This is in a word, amazing. And in another word, huge. It measures 18" x 18" and weighs about twenty pounds. 

All the illustrations are done by the greatest menswear artist of all time J. C. Leyendecker. 

I plan on getting these all properly scanned in time, but for now, enjoy my sub-par photographs. :)


George Harrison and Pattie Boyd at the lunchtime launch party for Apple Tailoring (which was to open on 23 May 1968), Club Dell’ Aretusa, King’s Road, London; and with Mal Evans, walking along King’s Road, 22 May 1968. The last four images are from The Beatles Book’s July 1968 issue, with George and Pattie on the cover (and, in image 4, following the cameraman’s instruction to “look at the camera” to the letter).

Photos © Bill Zygmant; The Beatles Book

George is wearing a William Morris print floral jacket purchased at Granny Takes A Trip on the King’s Road, London.
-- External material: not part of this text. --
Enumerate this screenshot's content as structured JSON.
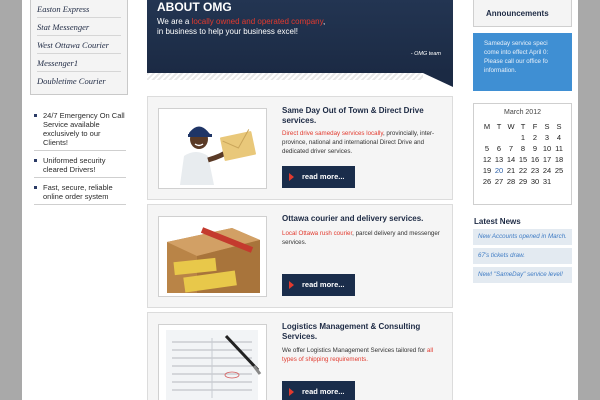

John Pearse recalled: “I have a good iconic shot of [George] in a flowered jacket that we used to make.” (Fab Gear: The Beatles and Fashion) [x]

“The occasion is a launching party for Apple Tailoring, a new Beatles’ venture in the Kings Road, featuring men’s and women’s clothing designed by a Beatles friend, John Crittle.

Explains George: ‘We bought a few things from him, and the next thing I knew, we owned the place!’

The conversation moves brieftly on to some happy chat between George and a friend about them designing a flower-covered dustbin. Then we talk.

Says George: ‘We’re still involved in a hectic recording scene at the moment, although I’ve spent this week at the office. All that paper-work.
There’s about 35 songs we’ve got already, and a few of them are mine. God knows which one will be the next single. You never know, not till you go right through them. I suppose we’ve got  vague idea of the overall conception of the kind of album we want to do, but it takes time to work out.
We could do a double album, I suppose… or maybe a triple album. There’s enough stuff there.’“ - Article by Alan Smith, NME, 1 June 1968